PARKING GARAGE LIGHTING CONTROLS C405.2.8
Parking garage controls have always been a grey area in the IECC but the 2021 iteration has accepted the Ashrae 90.1 approach to lighting controls in garage spaces and now requires the following:
- Control of garage luminaires should follow occupancy based controls or schedule based controls.
- Each luminaire should be dimmed to no more than 30% output when no occupancy is detected for 20 minutes or less. Occupancy sensors controlling multiple fixtures shall not exceed areas of more than 3,600sqft of fixtures controlled together.
- Eye adaptation lighting located at entries and exits to the parking structure shall be controlled separately from the lighting in the rest of the garage and be controlled by a device that will reduce light output by no less than 50% from sunset to sunrise. Although there are ways to use photocells to inverse dim the lights automatically, not all photocells are capable of performing this function to meet this requirement, and it often proves to be more difficult and less reliable than astronomic clock controls.
- Luminaires that are located within 20 feet of the exterior wall containing fenestrations must automatically reduce light levels by 50% via daylight sensors either external or integral to the fixtures.
- Parking garage lighting zones that have less than 1.5 footcandles in the darkest point do not need to have automatic light reduction controls.
- For daylight zones, where the fenestration to wall area ratio is less than 40% when looking at the wall from inside the garage and measured vertically from the driving surface to the lowest structural element.
- For daylight zones, where fenestrations have permanent screens or other obstructions that restrict daylight entering the space.
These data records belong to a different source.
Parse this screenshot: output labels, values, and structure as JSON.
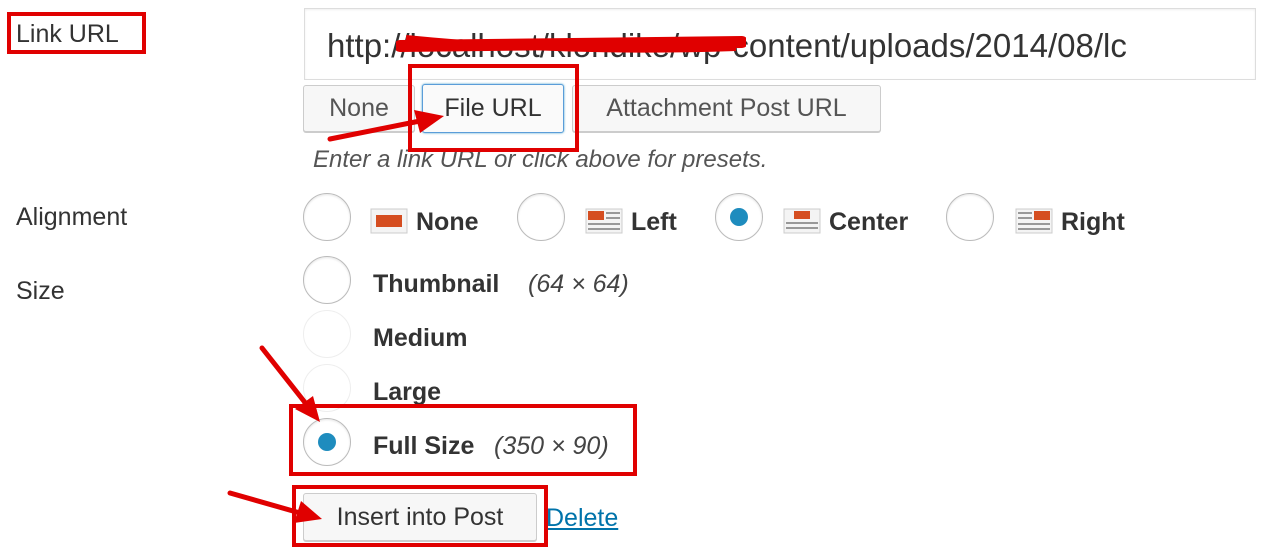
{
  "link_url": {
    "label": "Link URL",
    "value": "http://localhost/klondike/wp-content/uploads/2014/08/lc",
    "buttons": [
      "None",
      "File URL",
      "Attachment Post URL"
    ],
    "active_button": "File URL",
    "hint": "Enter a link URL or click above for presets."
  },
  "alignment": {
    "label": "Alignment",
    "options": [
      "None",
      "Left",
      "Center",
      "Right"
    ],
    "selected": "Center"
  },
  "size": {
    "label": "Size",
    "options": [
      {
        "label": "Thumbnail",
        "dims": "(64 × 64)"
      },
      {
        "label": "Medium",
        "dims": ""
      },
      {
        "label": "Large",
        "dims": ""
      },
      {
        "label": "Full Size",
        "dims": "(350 × 90)"
      }
    ],
    "selected": "Full Size"
  },
  "actions": {
    "insert_label": "Insert into Post",
    "delete_label": "Delete"
  },
  "colors": {
    "accent": "#1e8cbe",
    "annotation": "#e00000",
    "icon_orange": "#d54e21"
  }
}
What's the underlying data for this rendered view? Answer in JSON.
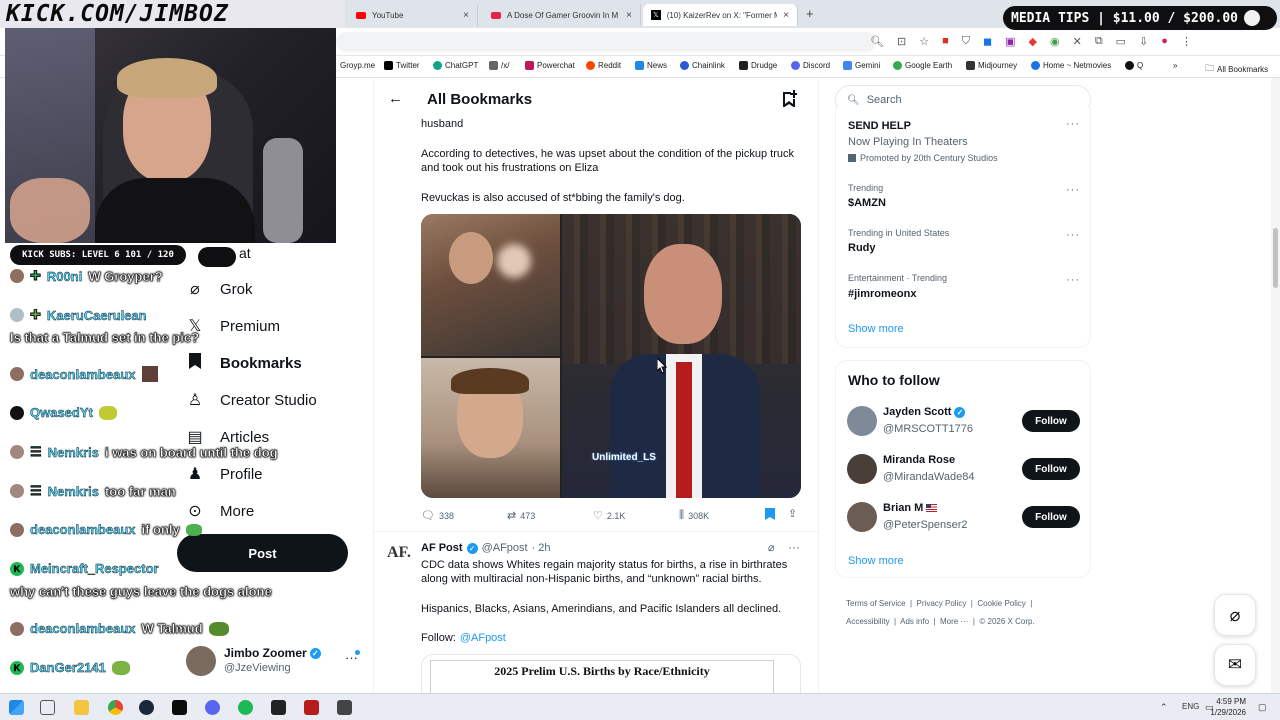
{
  "overlay": {
    "channel_banner": "KICK.COM/JIMBOZ",
    "media_tips": "MEDIA TIPS | $11.00 / $200.00",
    "kick_subs": "KICK SUBS: LEVEL 6 101 / 120",
    "watermark": "Unlimited_LS"
  },
  "browser": {
    "tabs": [
      {
        "label": "YouTube",
        "color": "#ff0000"
      },
      {
        "label": "A Dose Of Gamer Groovin In M",
        "color": "#e6234a"
      },
      {
        "label": "(10) KaizerRev on X: \"Former M",
        "color": "#000000"
      }
    ],
    "new_tab": "+",
    "bookmarks": [
      {
        "label": "Groyp.me",
        "color": "#777777"
      },
      {
        "label": "Twitter",
        "color": "#000000"
      },
      {
        "label": "ChatGPT",
        "color": "#10a37f"
      },
      {
        "label": "/x/",
        "color": "#444444"
      },
      {
        "label": "Powerchat",
        "color": "#c2185b"
      },
      {
        "label": "Reddit",
        "color": "#ff4500"
      },
      {
        "label": "News",
        "color": "#1e88e5"
      },
      {
        "label": "Chainlink",
        "color": "#2a5ada"
      },
      {
        "label": "Drudge",
        "color": "#222222"
      },
      {
        "label": "Discord",
        "color": "#5865f2"
      },
      {
        "label": "Gemini",
        "color": "#4285f4"
      },
      {
        "label": "Google Earth",
        "color": "#34a853"
      },
      {
        "label": "Midjourney",
        "color": "#333333"
      },
      {
        "label": "Home ~ Netmovies",
        "color": "#1a73e8"
      },
      {
        "label": "Q",
        "color": "#111111"
      }
    ],
    "all_bookmarks": "All Bookmarks"
  },
  "sidebar": {
    "items": [
      {
        "label": "Grok",
        "icon": "grok-icon"
      },
      {
        "label": "Premium",
        "icon": "x-logo-icon"
      },
      {
        "label": "Bookmarks",
        "icon": "bookmark-icon"
      },
      {
        "label": "Creator Studio",
        "icon": "creator-icon"
      },
      {
        "label": "Articles",
        "icon": "articles-icon"
      },
      {
        "label": "Profile",
        "icon": "profile-icon"
      },
      {
        "label": "More",
        "icon": "more-icon"
      }
    ],
    "cut_label": "at",
    "post_button": "Post",
    "account": {
      "name": "Jimbo Zoomer",
      "handle": "@JzeViewing"
    }
  },
  "main": {
    "title": "All Bookmarks",
    "tweet1": {
      "text_top": "husband",
      "text_p1": "According to detectives, he was upset about the condition of the pickup truck and took out his frustrations on Eliza",
      "text_p2": "Revuckas is also accused of st*bbing the family's dog.",
      "replies": "338",
      "reposts": "473",
      "likes": "2.1K",
      "views": "308K"
    },
    "tweet2": {
      "name": "AF Post",
      "handle": "@AFpost",
      "time": "· 2h",
      "avatar_text": "AF.",
      "text_p1": "CDC data shows Whites regain majority status for births, a rise in birthrates along with multiracial non-Hispanic births, and “unknown” racial births.",
      "text_p2": "Hispanics, Blacks, Asians, Amerindians, and Pacific Islanders all declined.",
      "follow_label": "Follow:",
      "follow_handle": "@AFpost",
      "embed_title": "2025 Prelim U.S. Births by Race/Ethnicity"
    }
  },
  "right": {
    "search_placeholder": "Search",
    "promo": {
      "title": "SEND HELP",
      "subtitle": "Now Playing In Theaters",
      "promoted": "Promoted by 20th Century Studios"
    },
    "trends": [
      {
        "meta": "Trending",
        "title": "$AMZN"
      },
      {
        "meta": "Trending in United States",
        "title": "Rudy"
      },
      {
        "meta": "Entertainment · Trending",
        "title": "#jimromeonx"
      }
    ],
    "show_more": "Show more",
    "who_to_follow": "Who to follow",
    "follow": [
      {
        "name": "Jayden Scott",
        "handle": "@MRSCOTT1776",
        "verified": true
      },
      {
        "name": "Miranda Rose",
        "handle": "@MirandaWade84",
        "verified": false
      },
      {
        "name": "Brian M",
        "handle": "@PeterSpenser2",
        "verified": false
      }
    ],
    "follow_label": "Follow",
    "show_more_2": "Show more",
    "footer": [
      "Terms of Service",
      "Privacy Policy",
      "Cookie Policy",
      "Accessibility",
      "Ads info",
      "More ···",
      "© 2026 X Corp."
    ]
  },
  "chat": [
    {
      "name": "R00ni",
      "msg": "W Groyper?",
      "color": "#3aa35a"
    },
    {
      "name": "KaeruCaerulean",
      "msg": "",
      "color": "#6ab04c"
    },
    {
      "name": "",
      "msg": "Is that a Talmud set in the pic?",
      "color": "#000000"
    },
    {
      "name": "deaconlambeaux",
      "msg": "",
      "color": "#8d6e63"
    },
    {
      "name": "QwasedYt",
      "msg": "",
      "color": "#111111"
    },
    {
      "name": "Nemkris",
      "msg": "i was on board until the dog",
      "color": "#a1887f"
    },
    {
      "name": "Nemkris",
      "msg": "too far man",
      "color": "#a1887f"
    },
    {
      "name": "deaconlambeaux",
      "msg": "if only",
      "color": "#8d6e63"
    },
    {
      "name": "Meincraft_Respector",
      "msg": "",
      "color": "#1db954"
    },
    {
      "name": "",
      "msg": "why can't these guys leave the dogs alone",
      "color": "#000000"
    },
    {
      "name": "deaconlambeaux",
      "msg": "W Talmud",
      "color": "#8d6e63"
    },
    {
      "name": "DanGer2141",
      "msg": "",
      "color": "#1db954"
    }
  ],
  "taskbar": {
    "lang": "ENG",
    "time": "4:59 PM",
    "date": "1/29/2026"
  }
}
- For daylight zones, where permanent exterior obstructions such as evergreen trees or other buildings are within ½ the distance from the fenestration where the distance is the bottom of the fenestration to the top of the obstruction.
There you have it! We have touched on the big points of the 2021 IECC changes that are bound to be part of future discussions. Although the 2021 code has a few other changes not listed in this article, the ones mentioned here will have the biggest impact and pertain specifically to lighting controls. As always, don’t hesitate to contact the controls team at MH for further information, or to review specific applications. And remember, whenever you have a technical controls question, on any project or application, simply email firstname.lastname@example.org. This email address is monitored by our entire controls team. During our normal business hours, we are committed to a four-hour response time for all emails sent to this email address!
This article was written by Mike Bogomolov, our Controls Engineering Supervisor. Mike can be reached at 720.904.8537 or email@example.com.
This material contains information which is proprietary to and copyrighted by International Code Council, Inc. The information copyrighted by the International Code Council, Inc., has been obtained and reproduced with permission. The acronym “ICC” and the ICC logo are trademarks and service marks of ICC. ALL RIGHTS RESERVED.